How to select the best touchscreen LCD monitor for your applicationWritten by Herb Ruterschmidt, TRU-Vu Monitors, Inc. Friday, 02 September 2011 10:37
The most important decision in selecting the best touchscreen monitor for your application will be the type of touchscreen technology to use. There are several types, each with its own advantages and disadvantages. The three most common types include:
• Resistive technology
A resistive touchscreen monitor is composed of a glass panel covered with thin conductive and resistive metallic layers, separated by a thin space. When a user touches the screen, the two layers touch at that point. The computer detects the change in the electrical field and calculates the touch point.
Resistive touchscreens are generally the most affordable, but they only offer approximately 75 to 80 percent image clarity. The touch can be activated with nearly any type of object (stylus, gloved finger, etc.), but the outer surface can be damaged with sharp objects. Resistive touchscreen panels are not affected by dust or water on the surface; they are the most common type used today.
• Capacitive technology
In a capacitive touchscreen monitor, a layer that stores a continuous electrical current is placed on top of the monitor's glass panel. When an exposed finger touches the monitor screen, some of the electrical charge transfers to the user. This decrease in capacitance is detected and located by circuits located at each corner. The computer then determines the touch point.
Capacitive touchscreens are a durable technology that is often used in kiosks, point-of-sale systems and industrial machinery. Capacitive touchscreens have a higher clarity than the resistive type (88 to 92 percent), and have greater endurance (up to 225 million touches) than a resistive type. However, capacitive screens can only be activated with an exposed finger (no gloves, pointers, etc.)
• SAW technology
SAW (Surface Acoustic Wave) touchscreen monitors utilize a series of transducers and reflectors along the sides of the monitor's glass plate to create an invisible grid of ultrasonic waves on the surface. When the panel is touched, a portion of the wave is absorbed. The receiving transducer locates the touch point, and sends this data to the controller.

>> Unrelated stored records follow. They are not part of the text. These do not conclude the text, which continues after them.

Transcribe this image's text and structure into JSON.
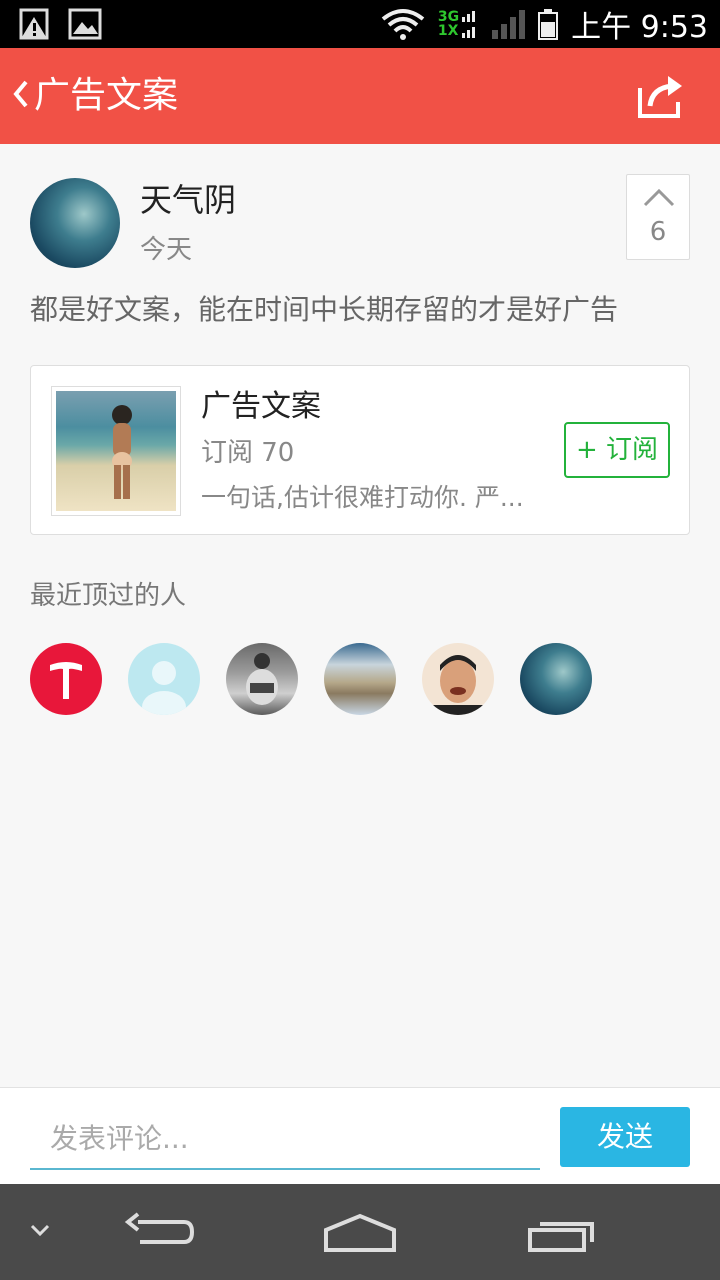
{
  "status_bar": {
    "network_top": "3G",
    "network_bottom": "1X",
    "time": "上午 9:53"
  },
  "app_bar": {
    "title": "广告文案",
    "back_icon": "chevron-left-icon",
    "share_icon": "share-icon"
  },
  "post": {
    "username": "天气阴",
    "time": "今天",
    "upvotes": "6",
    "text": "都是好文案，能在时间中长期存留的才是好广告"
  },
  "channel": {
    "title": "广告文案",
    "subscribers": "订阅 70",
    "description": "一句话,估计很难打动你. 严...",
    "subscribe_label": "+ 订阅"
  },
  "recent": {
    "label": "最近顶过的人",
    "count": 6
  },
  "comment": {
    "placeholder": "发表评论...",
    "send_label": "发送"
  },
  "colors": {
    "app_bar": "#f15146",
    "subscribe": "#23b23b",
    "send": "#2ab6e3",
    "input_underline": "#5ab7d0"
  }
}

SAW touchscreens have no layers on the screen, thus enabling more than 90 percent image clarity, and can display high-detail graphics. They can be activated by a finger, gloved hand or soft-tip stylus. However, SAW panels are the most expensive of the three, and contaminants on the surface (moving liquids or condensation) can cause false triggers. Solid contaminants on the screen can create non-touch areas until they are removed.
Other factors to consider in your selection process include:
Interface: Touchscreen panels must communicate with the computer. The most common interface types are RS-232 and USB. New HID-compliant touchscreen monitors eliminate the need for drivers.
Mounting: Options include panel mount, rack mount and free-standing. If free-standing, be sure that it uses a heavy-duty stand designed for touchscreen; standard tabletop bases will topple over.
Environment: Touchscreen monitors are available in standard, stainless steel and waterproof enclosures for a variety of environments.
Screen size: Touchscreen monitors are available from 3.5 to 52 inches. The most common sizes are 15 to 19 inches, and 32 to 42 inches for large control rooms. The aspect ratio (4:3 or 16:9) should also be considered.
The type of touchscreen monitor you select will be contingent upon many factors, including type of data to be displayed (video, graphics, text), the intended users, the operating environment and where/how it will be mounted. Chosen correctly, touchscreen monitors will be an excellent addition to your system.
Written by Herb Ruterschmidt, TRU-Vu Monitors, Inc.